In our experience with Hubbl, we found that these kinds of voice-based requests worked best when we asked for a specific movie, show or actor, or kept our genre-based queries as general as possible. For instance, we asked Hubbl to show us "80s horror movies" and the results were all recent films like 'The Pope's Exorcist' and 'No One Will Save You'.

Of course, you still have the option of typing out your searches if you don't want to speak out loud, though you'll have to scroll to the very bottom of your home screen in order to reach the 'Search' menu. 

While we appreciate that Hubbl would rather show off its voice recognition prowess than have people manually type things out, the decision to bury text-based search to this extent is truly baffling.

Hubbl: Remote

Hubbl remote

(Image credit: Tom's Guide)

Surprisingly, one of our favourite things about Hubbl is its included remote, which is nicer than what you get with most televisions these days. It feels substantial without being too heavy, is a good size and has a decently ergonomic layout. 

The remote's directional circle pad is placed right where your thumb rests, and right below that you get a back button, a home button and volume buttons, along with a '+' button to easily add shows to your Watchlist, and a microphone button for voice-based search functionality.

Near the top of the remote, you also get a row of buttons to instantly jump into Kayo Sports, Binge and Netflix. While we understand the need for Hubbl to prioritise its own apps over the likes of Prime and Disney, not everyone is going to find much use for a Kayo Sports button. Instead, we would've much preferred a button that could take us straight to the TV guide, as the only way to reach it currently is by navigating on screen menus.

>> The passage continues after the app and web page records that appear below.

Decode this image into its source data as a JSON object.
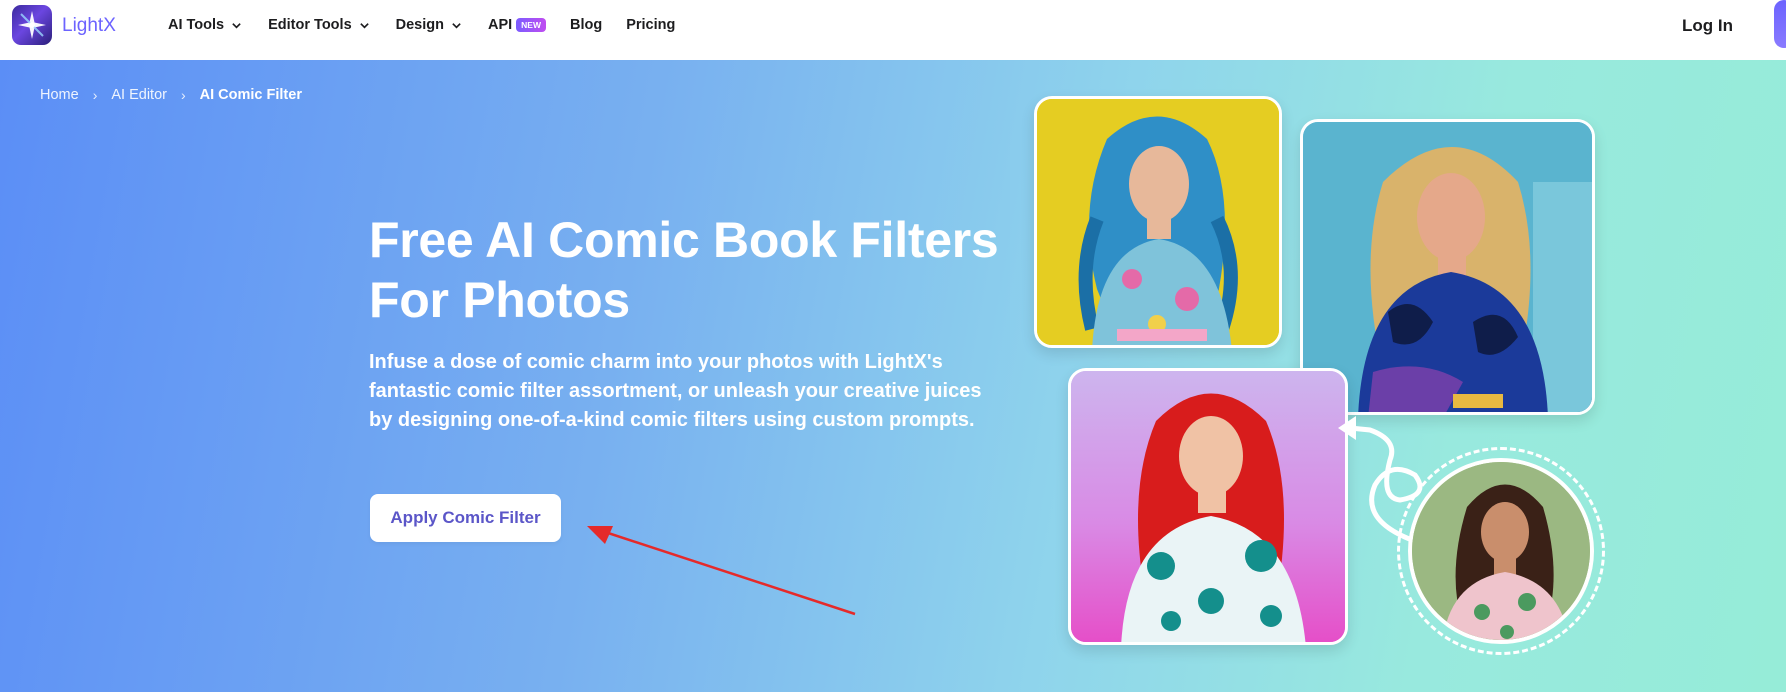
{
  "brand": {
    "name": "LightX",
    "logo_icon": "lightx-logo-icon"
  },
  "nav": {
    "items": [
      {
        "label": "AI Tools",
        "has_dropdown": true
      },
      {
        "label": "Editor Tools",
        "has_dropdown": true
      },
      {
        "label": "Design",
        "has_dropdown": true
      }
    ],
    "api_label": "API",
    "api_badge": "NEW",
    "blog_label": "Blog",
    "pricing_label": "Pricing",
    "login_label": "Log In"
  },
  "breadcrumb": {
    "home": "Home",
    "editor": "AI Editor",
    "current": "AI Comic Filter"
  },
  "hero": {
    "title_line1": "Free AI Comic Book Filters",
    "title_line2": "For Photos",
    "subtitle": "Infuse a dose of comic charm into your photos with LightX's fantastic comic filter assortment, or unleash your creative juices by designing one-of-a-kind comic filters using custom prompts.",
    "cta_label": "Apply Comic Filter"
  },
  "colors": {
    "accent": "#6c63ff",
    "cta_text": "#5b56c8",
    "arrow": "#e52a2a",
    "badge_start": "#7b5cff",
    "badge_end": "#c04cf0"
  }
}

Hubbl: Verdict

Hubbl is no doubt an ambitious product, which aims to make it easier for casual viewers to access the shows and movies they love. It does this by offering universal search functionality across all streaming services, and pointing out whether your desired programme is on a platform you aren't signed up for. 

It also makes billing easier, as you can manage and pay for your subscriptions in one place. You also get discounts for stacking subscriptions, however, these only apply to specific (and mostly Hubbl-owned) services.

That said, its interface is more convoluted than it needs to be, offering an additional profile layer on top of your existing ones which makes it cumbersome for multi-device households.

While Hubbl's AU$99 price point is very appealing, the question remains as to whether it's even necessary in a world where most people already own smart TVs with built-in access to even more apps than are available here. However, if you are looking to give your "dumb" TV a smart upgrade, the Hubbl streaming puck is worth the price.

Stephen Lambrechts

Stephen Lambrechts is the Managing Editor of Tom's Guide AU and has written professionally across the categories of tech, film, television and gaming for the last 15 years. Before Tom's Guide, he spent several years as a Senior Journalist at TechRadar, had a brief stint as Editor in Chief at Official Xbox Magazine Australia, and has written for such publications as APC, TechLife Australia, T3, FilmInk, AskMen, Daily Telegraph and IGN. He's an expert when it comes to smartphones, TVs, gaming and streaming. In his spare time, he enjoys watching obscure horror movies on physical media, keeping an eye on the latest retro sneaker releases and listening to vinyl. Occasionally, he also indulges in other non-hipster stuff, like hiking.